▶ _PROBLEM TO SOLVE_
Return the entries in their entirety, precisely as given.

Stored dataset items
++++
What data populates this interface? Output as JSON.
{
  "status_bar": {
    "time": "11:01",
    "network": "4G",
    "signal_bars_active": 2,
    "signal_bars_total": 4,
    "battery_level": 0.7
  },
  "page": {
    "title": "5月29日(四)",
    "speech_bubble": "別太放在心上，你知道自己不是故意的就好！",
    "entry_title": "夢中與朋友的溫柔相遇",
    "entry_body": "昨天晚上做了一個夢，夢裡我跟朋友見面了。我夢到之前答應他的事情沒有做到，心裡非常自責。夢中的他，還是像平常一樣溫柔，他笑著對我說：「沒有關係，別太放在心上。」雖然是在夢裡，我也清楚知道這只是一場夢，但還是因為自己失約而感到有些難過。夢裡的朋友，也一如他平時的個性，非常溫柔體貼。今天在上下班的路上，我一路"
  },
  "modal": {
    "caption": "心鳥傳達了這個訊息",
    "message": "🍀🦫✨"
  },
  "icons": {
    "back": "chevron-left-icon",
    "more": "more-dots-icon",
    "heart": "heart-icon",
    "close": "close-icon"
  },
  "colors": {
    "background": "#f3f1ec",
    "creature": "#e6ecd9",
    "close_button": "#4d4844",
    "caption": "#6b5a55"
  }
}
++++
▶ _ANSWER SECTION_
What data populates this interface? Output as JSON.
{
  "status_bar": {
    "time": "11:01",
    "network": "4G",
    "signal_bars_active": 2,
    "signal_bars_total": 4,
    "battery_level": 0.7
  },
  "page": {
    "title": "5月29日(四)",
    "speech_bubble": "別太放在心上，你知道自己不是故意的就好！",
    "entry_title": "夢中與朋友的溫柔相遇",
    "entry_body": "昨天晚上做了一個夢，夢裡我跟朋友見面了。我夢到之前答應他的事情沒有做到，心裡非常自責。夢中的他，還是像平常一樣溫柔，他笑著對我說：「沒有關係，別太放在心上。」雖然是在夢裡，我也清楚知道這只是一場夢，但還是因為自己失約而感到有些難過。夢裡的朋友，也一如他平時的個性，非常溫柔體貼。今天在上下班的路上，我一路"
  },
  "modal": {
    "caption": "心鳥傳達了這個訊息",
    "message": "🍀🦫✨"
  },
  "icons": {
    "back": "chevron-left-icon",
    "more": "more-dots-icon",
    "heart": "heart-icon",
    "close": "close-icon"
  },
  "colors": {
    "background": "#f3f1ec",
    "creature": "#e6ecd9",
    "close_button": "#4d4844",
    "caption": "#6b5a55"
  }
}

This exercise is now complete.